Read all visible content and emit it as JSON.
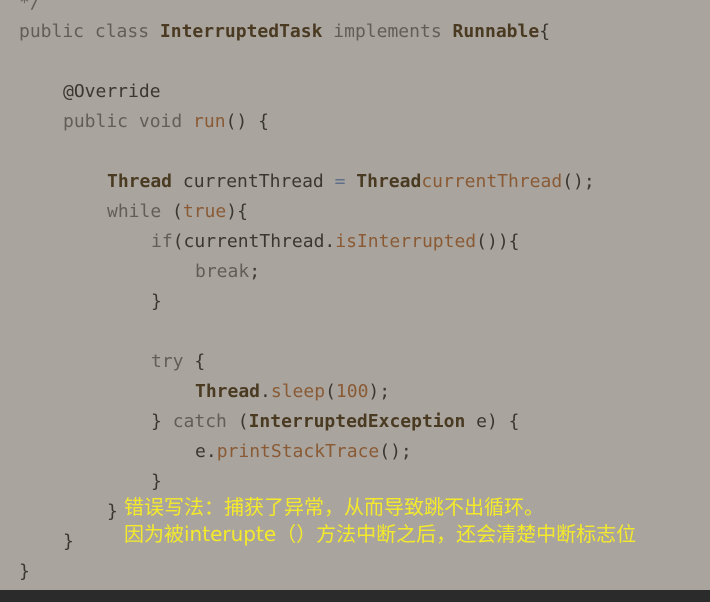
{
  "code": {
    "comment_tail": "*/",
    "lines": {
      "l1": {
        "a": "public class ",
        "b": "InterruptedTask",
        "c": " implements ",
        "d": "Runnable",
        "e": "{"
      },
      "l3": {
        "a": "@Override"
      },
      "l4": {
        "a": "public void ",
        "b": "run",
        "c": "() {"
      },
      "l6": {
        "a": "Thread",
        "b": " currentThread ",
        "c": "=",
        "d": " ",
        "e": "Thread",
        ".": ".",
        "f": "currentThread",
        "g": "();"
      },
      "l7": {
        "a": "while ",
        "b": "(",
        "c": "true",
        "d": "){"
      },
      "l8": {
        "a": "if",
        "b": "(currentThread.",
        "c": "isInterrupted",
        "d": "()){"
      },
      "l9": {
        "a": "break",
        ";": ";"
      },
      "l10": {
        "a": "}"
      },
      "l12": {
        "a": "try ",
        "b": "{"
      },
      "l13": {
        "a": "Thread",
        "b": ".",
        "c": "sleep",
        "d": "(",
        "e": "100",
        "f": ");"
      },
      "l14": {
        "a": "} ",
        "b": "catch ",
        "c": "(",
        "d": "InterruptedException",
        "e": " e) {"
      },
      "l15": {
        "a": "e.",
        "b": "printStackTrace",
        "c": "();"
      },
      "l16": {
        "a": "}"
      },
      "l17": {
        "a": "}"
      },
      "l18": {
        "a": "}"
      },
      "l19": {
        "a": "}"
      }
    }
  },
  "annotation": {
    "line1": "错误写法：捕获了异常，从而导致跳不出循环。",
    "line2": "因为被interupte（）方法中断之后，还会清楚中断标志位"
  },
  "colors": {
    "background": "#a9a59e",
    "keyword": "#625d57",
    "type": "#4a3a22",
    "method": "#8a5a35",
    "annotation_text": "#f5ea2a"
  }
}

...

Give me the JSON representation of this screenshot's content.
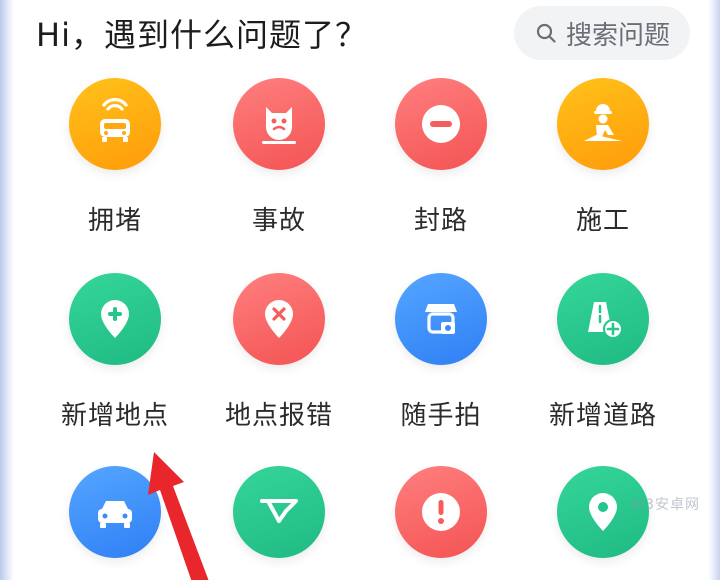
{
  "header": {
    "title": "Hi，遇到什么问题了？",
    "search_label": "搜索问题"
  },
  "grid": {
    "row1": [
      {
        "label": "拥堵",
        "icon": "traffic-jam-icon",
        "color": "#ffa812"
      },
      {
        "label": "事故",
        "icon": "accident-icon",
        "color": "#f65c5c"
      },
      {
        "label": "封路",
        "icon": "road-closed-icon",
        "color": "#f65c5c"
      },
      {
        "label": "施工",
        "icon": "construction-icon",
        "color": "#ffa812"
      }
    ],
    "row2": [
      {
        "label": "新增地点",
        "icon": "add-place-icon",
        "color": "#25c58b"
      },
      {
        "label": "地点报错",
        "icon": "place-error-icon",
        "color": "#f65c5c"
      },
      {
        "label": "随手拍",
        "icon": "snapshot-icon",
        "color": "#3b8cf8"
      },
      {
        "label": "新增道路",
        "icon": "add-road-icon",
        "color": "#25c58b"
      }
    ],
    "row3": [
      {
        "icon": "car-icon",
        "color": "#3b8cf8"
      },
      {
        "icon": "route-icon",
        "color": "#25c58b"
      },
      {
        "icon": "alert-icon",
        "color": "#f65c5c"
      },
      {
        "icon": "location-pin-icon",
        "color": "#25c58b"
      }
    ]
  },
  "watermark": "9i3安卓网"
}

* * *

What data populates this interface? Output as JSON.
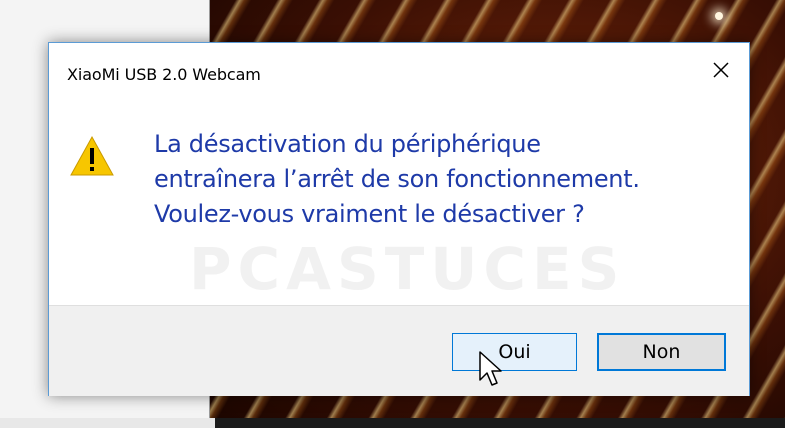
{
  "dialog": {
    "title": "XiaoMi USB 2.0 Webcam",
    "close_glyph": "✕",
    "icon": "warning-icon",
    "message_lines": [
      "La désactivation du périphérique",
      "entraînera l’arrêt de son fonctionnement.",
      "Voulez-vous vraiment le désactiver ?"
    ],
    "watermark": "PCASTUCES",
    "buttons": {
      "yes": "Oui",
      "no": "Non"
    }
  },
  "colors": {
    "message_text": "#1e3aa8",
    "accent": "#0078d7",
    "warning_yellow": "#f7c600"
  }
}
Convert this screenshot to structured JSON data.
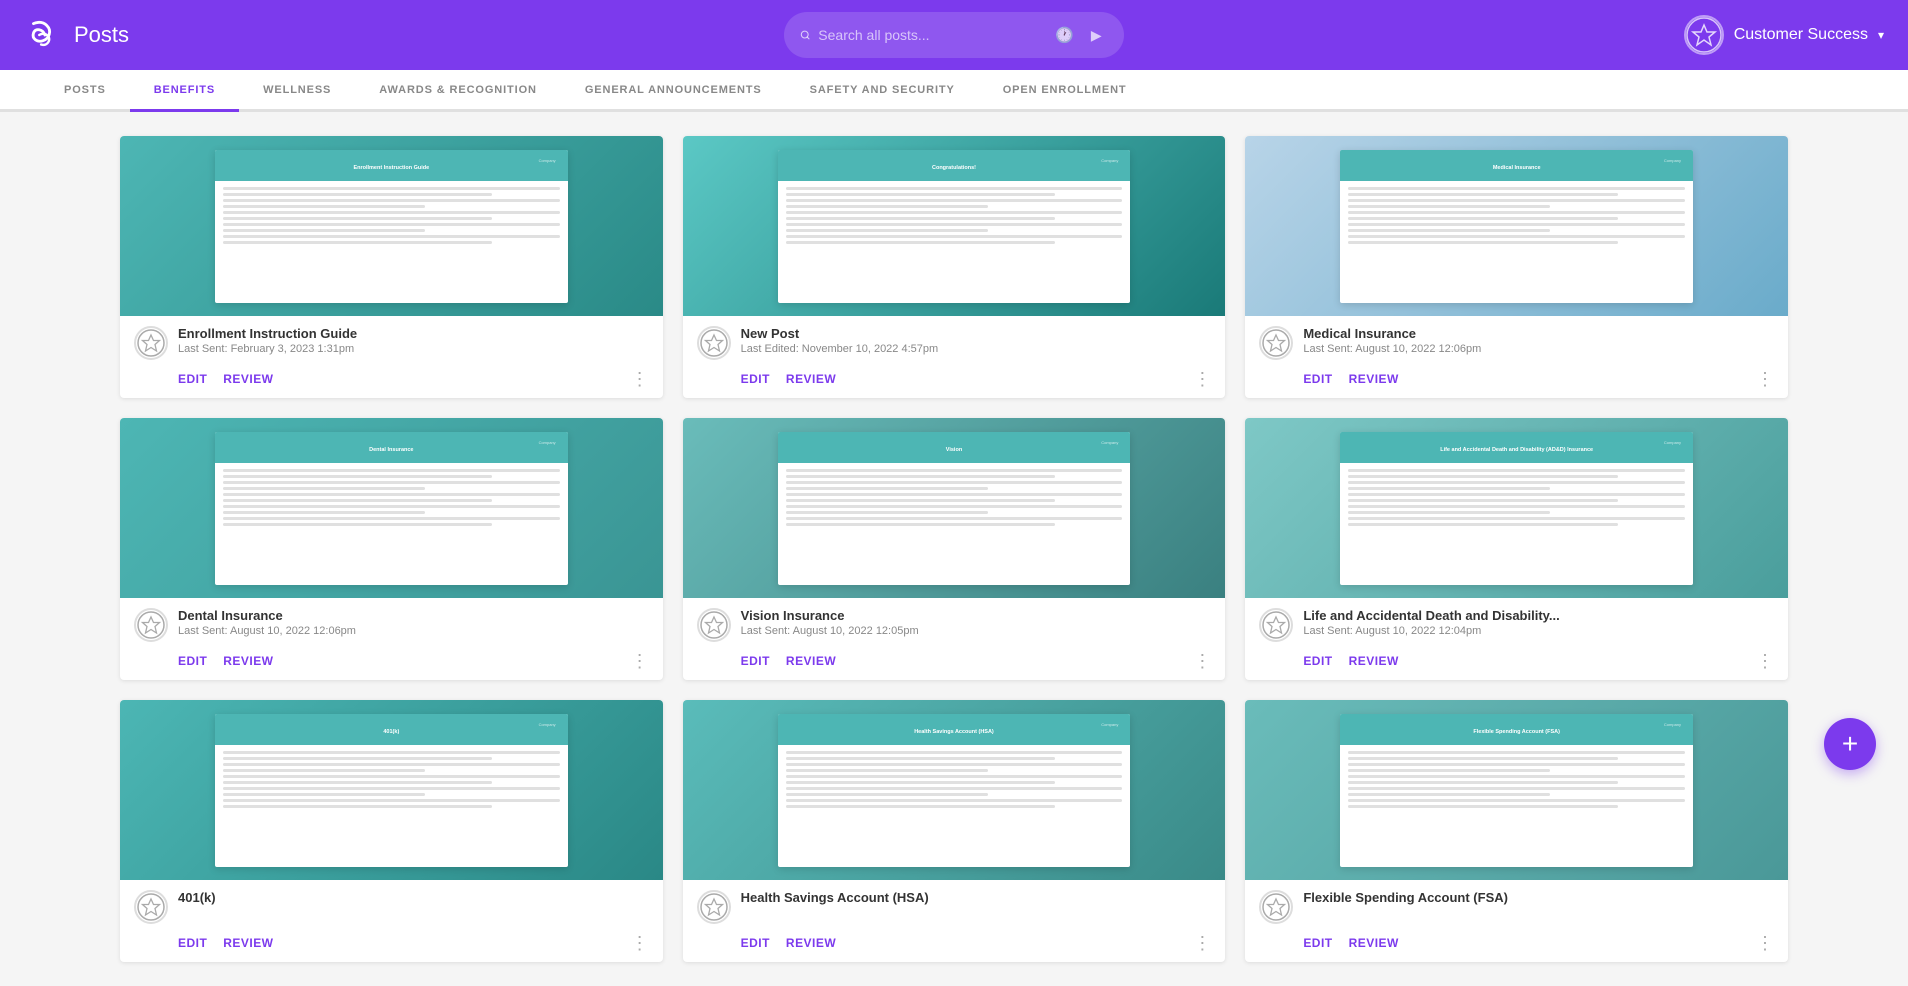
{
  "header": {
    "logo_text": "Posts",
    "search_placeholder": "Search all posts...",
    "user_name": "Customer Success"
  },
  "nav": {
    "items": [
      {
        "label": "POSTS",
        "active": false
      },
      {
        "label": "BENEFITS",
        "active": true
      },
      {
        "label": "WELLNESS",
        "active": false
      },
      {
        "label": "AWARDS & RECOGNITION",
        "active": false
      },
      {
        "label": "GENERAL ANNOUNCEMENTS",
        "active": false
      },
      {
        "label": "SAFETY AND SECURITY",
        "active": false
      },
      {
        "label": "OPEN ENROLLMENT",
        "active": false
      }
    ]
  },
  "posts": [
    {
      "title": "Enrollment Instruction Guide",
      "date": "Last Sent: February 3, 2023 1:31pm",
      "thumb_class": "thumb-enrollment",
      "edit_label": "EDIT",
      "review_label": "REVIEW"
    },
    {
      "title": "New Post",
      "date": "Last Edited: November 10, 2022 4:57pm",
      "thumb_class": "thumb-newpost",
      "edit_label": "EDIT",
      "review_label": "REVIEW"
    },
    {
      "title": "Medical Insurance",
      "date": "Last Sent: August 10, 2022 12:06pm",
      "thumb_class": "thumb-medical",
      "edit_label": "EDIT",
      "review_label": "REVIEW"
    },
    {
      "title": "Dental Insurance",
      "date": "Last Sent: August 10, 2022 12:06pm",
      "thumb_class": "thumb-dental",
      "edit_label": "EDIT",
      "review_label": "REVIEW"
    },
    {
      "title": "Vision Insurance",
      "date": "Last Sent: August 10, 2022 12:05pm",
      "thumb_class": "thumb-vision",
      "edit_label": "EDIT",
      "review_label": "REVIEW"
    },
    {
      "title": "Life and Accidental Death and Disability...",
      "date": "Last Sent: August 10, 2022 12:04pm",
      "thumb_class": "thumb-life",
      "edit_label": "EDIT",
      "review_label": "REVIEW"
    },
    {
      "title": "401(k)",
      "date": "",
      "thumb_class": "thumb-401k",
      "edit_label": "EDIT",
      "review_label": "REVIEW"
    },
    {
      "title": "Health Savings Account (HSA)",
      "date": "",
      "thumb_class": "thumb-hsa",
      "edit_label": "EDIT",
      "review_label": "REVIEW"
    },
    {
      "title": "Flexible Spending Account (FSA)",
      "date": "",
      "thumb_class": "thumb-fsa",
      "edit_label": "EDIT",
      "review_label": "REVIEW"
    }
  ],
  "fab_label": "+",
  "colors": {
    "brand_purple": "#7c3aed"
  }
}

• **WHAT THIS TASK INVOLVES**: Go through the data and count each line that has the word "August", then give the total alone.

• **EXERCISE RESULT**: 4